At the end of WWI, the site became RAF Old Sarum3, with almost exclusive use in pilot training.
Old Sarum Airfield - situated two miles to the North-East of Salisbury, Wiltshire, off the A345 on the road to Winterbourne Gunner, and in continuous use since 1917 - is one of the oldest operational airfields in the United Kingdom.
In 1920, Old Sarum became home to the RAF’s School of Army Co-operation, started to develop RAF and Army skills in airborne artillery spotting and tactical reconnaissance. By 1924, the school received an attachment of three Squadrons, and it was during this period that the full potential of the Air Observation Post (AOP) was appreciated.
At the outbreak of WWII, Old Sarum provided a home to No 1 and No 2 Schools of Army Cooperation4, and by 1940 a squadron of Lysanders from the Royal Canadian Air Force joined them. During the invasion scares of that year aircraft from these units completed anti-invasion patrols along the South Coast.
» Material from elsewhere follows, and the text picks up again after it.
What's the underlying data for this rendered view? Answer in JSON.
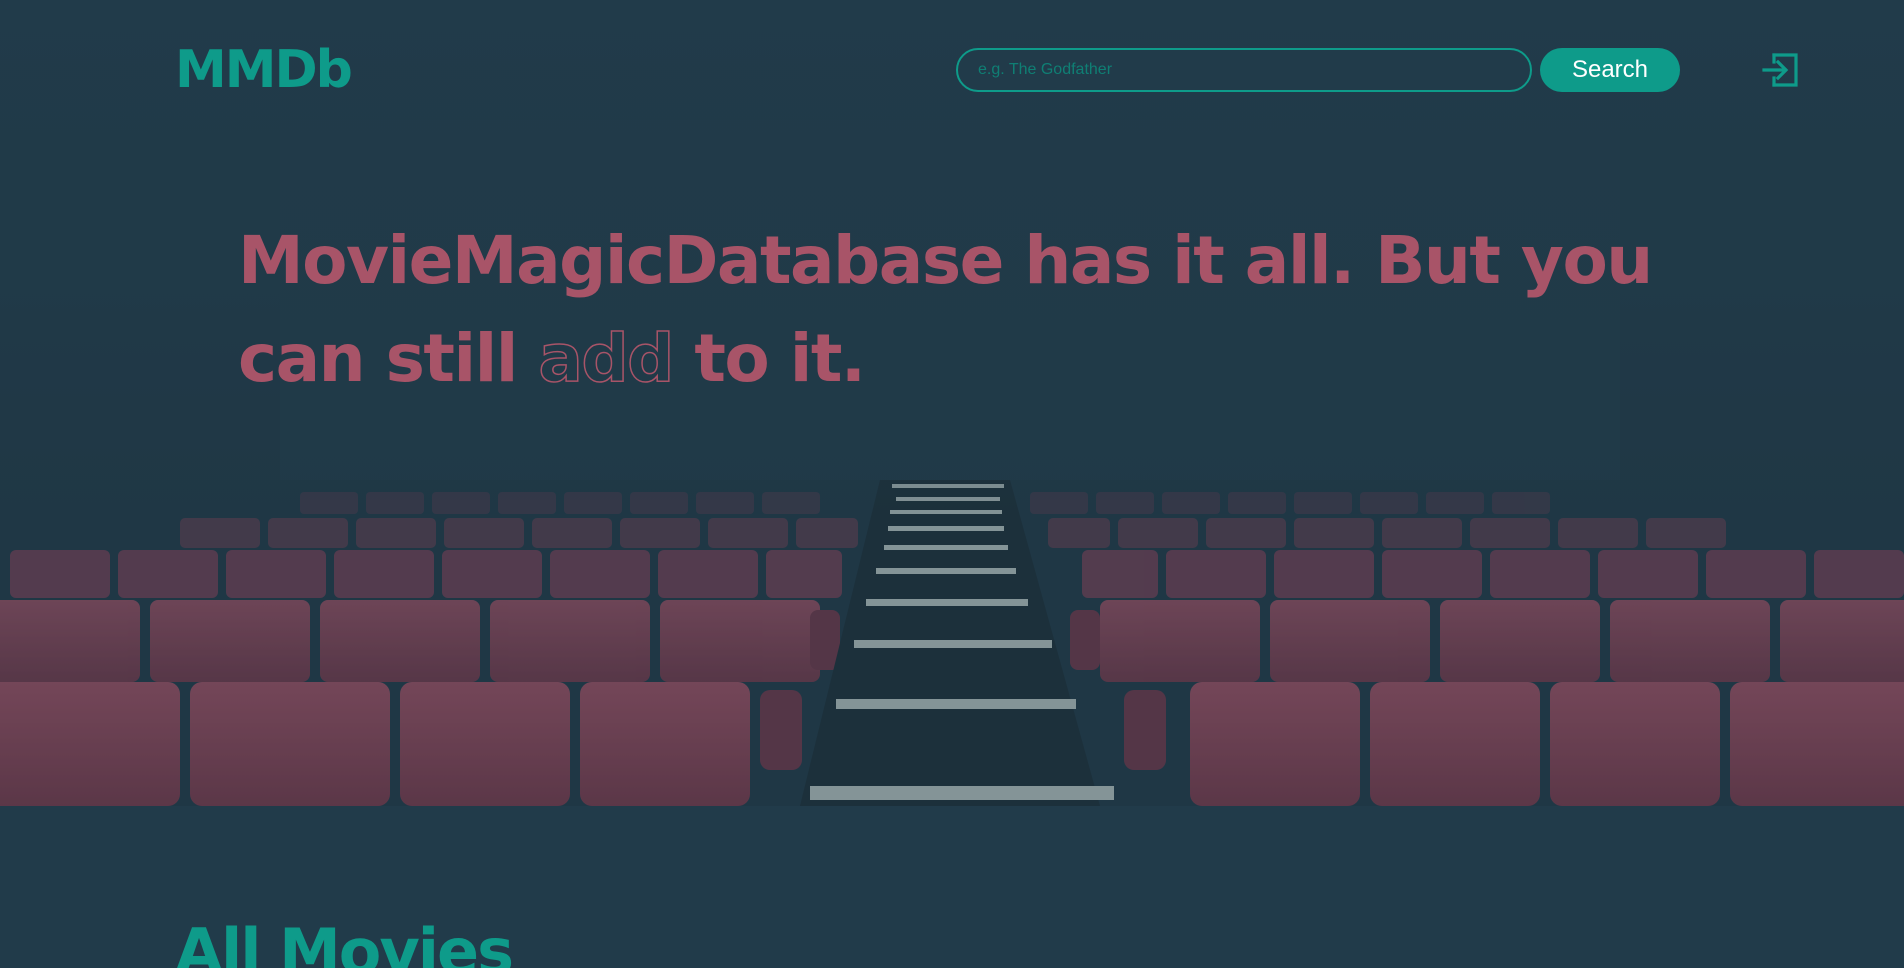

The Royal Air Force station closed in 1971, but general aviation aircraft continued to fly from the airfield, alongside Army Flying which resumed a presence there.